With seven players missing from Christopher Park, as they represent their countries all over the world, work still continues in the build-up towards the return of the Barclays Premier League this weekend.
The absence of first team games has given the squad much more time to prepare and Ryo Miyaichi expressed how it is a benefit, particularly helping him to settle in.
“The international break has given me a good chance to get to know my surroundings a bit more.
“It has also been a great chance for me to impress back here at the training ground.
“I have to show the gaffer how ready I am to play and it is a really good time to do that.
“Of course when the players return from their games with their countries I have to continue the same amount of work-rate.”
It has been just under a month since Miyaichi’s arrival at the DW Stadium, something that has excited the young winger.
“I’m very happy to be here because the standard in the Premier League is so high but, I have to keep working hard to get in the starting line-up every week.
“I really appreciate how I have been welcomed at Wigan Athletic and Ali Al Habsi has been a huge help in doing that.
“He gave me some advice and encouragement when I came on in the Stoke game which made me feel really good and ready.”
“I’ve always wanted to play in the Premier League and when I was younger in Japan I always watched the games on TV.

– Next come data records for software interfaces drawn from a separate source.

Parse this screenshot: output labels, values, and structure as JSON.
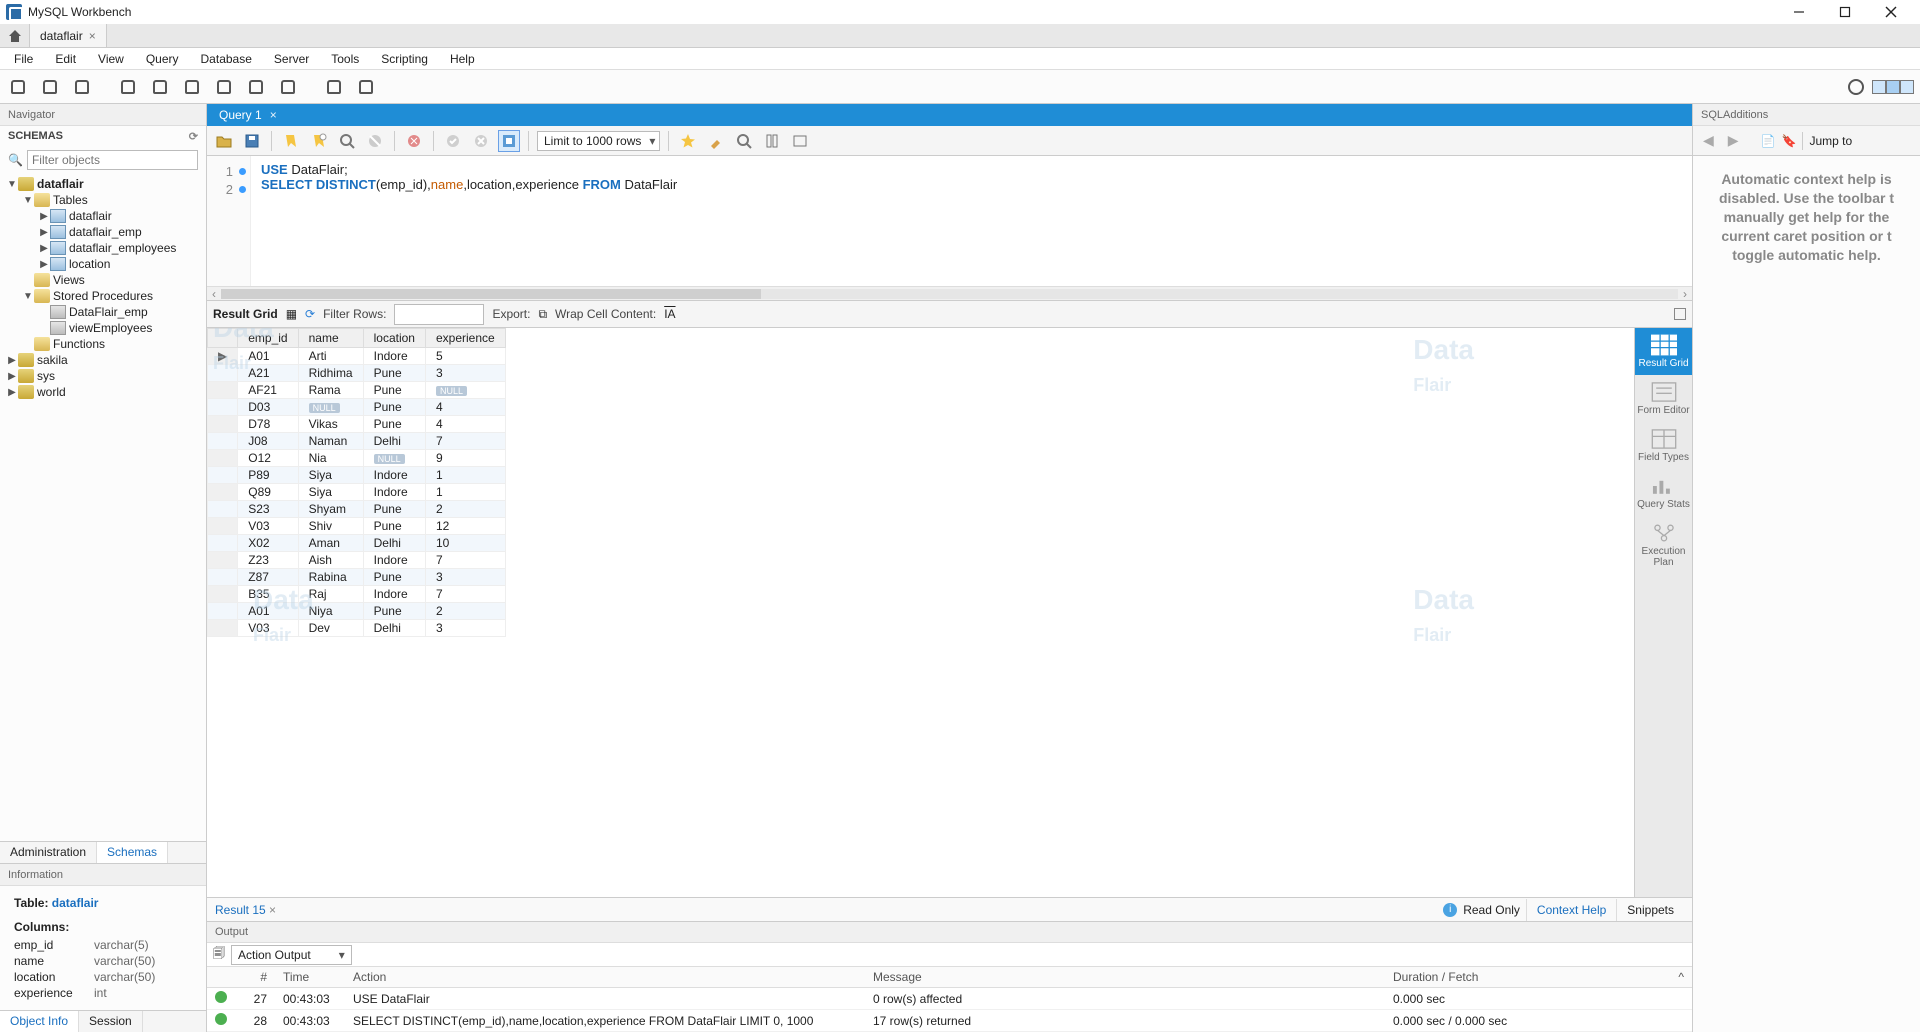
{
  "app": {
    "title": "MySQL Workbench"
  },
  "connection_tab": {
    "name": "dataflair"
  },
  "menu": [
    "File",
    "Edit",
    "View",
    "Query",
    "Database",
    "Server",
    "Tools",
    "Scripting",
    "Help"
  ],
  "navigator": {
    "panel_title": "Navigator",
    "schemas_label": "SCHEMAS",
    "filter_placeholder": "Filter objects",
    "tree": {
      "db": "dataflair",
      "tables_label": "Tables",
      "tables": [
        "dataflair",
        "dataflair_emp",
        "dataflair_employees",
        "location"
      ],
      "views_label": "Views",
      "stored_label": "Stored Procedures",
      "procs": [
        "DataFlair_emp",
        "viewEmployees"
      ],
      "functions_label": "Functions",
      "other_dbs": [
        "sakila",
        "sys",
        "world"
      ]
    },
    "tabs": {
      "admin": "Administration",
      "schemas": "Schemas"
    }
  },
  "info": {
    "panel_title": "Information",
    "table_label": "Table:",
    "table_name": "dataflair",
    "columns_label": "Columns:",
    "columns": [
      {
        "name": "emp_id",
        "type": "varchar(5)"
      },
      {
        "name": "name",
        "type": "varchar(50)"
      },
      {
        "name": "location",
        "type": "varchar(50)"
      },
      {
        "name": "experience",
        "type": "int"
      }
    ],
    "tabs": {
      "object": "Object Info",
      "session": "Session"
    }
  },
  "query_tab": {
    "label": "Query 1"
  },
  "editor_toolbar": {
    "limit": "Limit to 1000 rows"
  },
  "sql": {
    "line1": {
      "kw1": "USE",
      "rest": " DataFlair;"
    },
    "line2": {
      "kw1": "SELECT",
      "kw2": "DISTINCT",
      "open": "(emp_id),",
      "name": "name",
      "mid": ",location,experience ",
      "kw3": "FROM",
      "tbl": " DataFlair"
    }
  },
  "result_toolbar": {
    "label": "Result Grid",
    "filter_label": "Filter Rows:",
    "export_label": "Export:",
    "wrap_label": "Wrap Cell Content:"
  },
  "columns": [
    "emp_id",
    "name",
    "location",
    "experience"
  ],
  "rows": [
    {
      "emp_id": "A01",
      "name": "Arti",
      "location": "Indore",
      "experience": "5"
    },
    {
      "emp_id": "A21",
      "name": "Ridhima",
      "location": "Pune",
      "experience": "3"
    },
    {
      "emp_id": "AF21",
      "name": "Rama",
      "location": "Pune",
      "experience": null
    },
    {
      "emp_id": "D03",
      "name": null,
      "location": "Pune",
      "experience": "4"
    },
    {
      "emp_id": "D78",
      "name": "Vikas",
      "location": "Pune",
      "experience": "4"
    },
    {
      "emp_id": "J08",
      "name": "Naman",
      "location": "Delhi",
      "experience": "7"
    },
    {
      "emp_id": "O12",
      "name": "Nia",
      "location": null,
      "experience": "9"
    },
    {
      "emp_id": "P89",
      "name": "Siya",
      "location": "Indore",
      "experience": "1"
    },
    {
      "emp_id": "Q89",
      "name": "Siya",
      "location": "Indore",
      "experience": "1"
    },
    {
      "emp_id": "S23",
      "name": "Shyam",
      "location": "Pune",
      "experience": "2"
    },
    {
      "emp_id": "V03",
      "name": "Shiv",
      "location": "Pune",
      "experience": "12"
    },
    {
      "emp_id": "X02",
      "name": "Aman",
      "location": "Delhi",
      "experience": "10"
    },
    {
      "emp_id": "Z23",
      "name": "Aish",
      "location": "Indore",
      "experience": "7"
    },
    {
      "emp_id": "Z87",
      "name": "Rabina",
      "location": "Pune",
      "experience": "3"
    },
    {
      "emp_id": "B35",
      "name": "Raj",
      "location": "Indore",
      "experience": "7"
    },
    {
      "emp_id": "A01",
      "name": "Niya",
      "location": "Pune",
      "experience": "2"
    },
    {
      "emp_id": "V03",
      "name": "Dev",
      "location": "Delhi",
      "experience": "3"
    }
  ],
  "right_tools": {
    "result_grid": "Result Grid",
    "form_editor": "Form Editor",
    "field_types": "Field Types",
    "query_stats": "Query Stats",
    "execution_plan": "Execution Plan"
  },
  "result_bottom": {
    "tab": "Result 15",
    "readonly": "Read Only",
    "context_help": "Context Help",
    "snippets": "Snippets"
  },
  "output": {
    "header": "Output",
    "selector": "Action Output",
    "cols": {
      "num": "#",
      "time": "Time",
      "action": "Action",
      "message": "Message",
      "duration": "Duration / Fetch"
    },
    "rows": [
      {
        "num": "27",
        "time": "00:43:03",
        "action": "USE DataFlair",
        "message": "0 row(s) affected",
        "duration": "0.000 sec"
      },
      {
        "num": "28",
        "time": "00:43:03",
        "action": "SELECT DISTINCT(emp_id),name,location,experience FROM DataFlair LIMIT 0, 1000",
        "message": "17 row(s) returned",
        "duration": "0.000 sec / 0.000 sec"
      }
    ]
  },
  "additions": {
    "title": "SQLAdditions",
    "jump": "Jump to",
    "help_text": "Automatic context help is disabled. Use the toolbar t manually get help for the current caret position or t toggle automatic help."
  }
}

“I didn’t really have a favourite team when I was young; I just liked watching the exciting players and seeing the crowd get behind everyone.”
Miyaichi’s loan deal with Bolton Wanderers last season made him the fourth Japanese player to play in the Premier League and with the addition of three more of his countrymen this season (Shinji Kagawa at Manchester United and Tadanari Lee and Maya Yoshida), the 19-year-old believes interest from his native Japan is at an all-time high.
“In Japan there is a huge interest in Premier League football.
“Most of the games that are shown on television are from the Premier League, the people in Japan love it.
“I saw players like Junichi Inamoto and Hidetoshi Nakata both play in the Premier League and when I was young they were the role models that people in Japan could look up to.
“I would like to become a role model like they were when they played in England and it is a great thing that there are more Japanese players in the Premier League now.”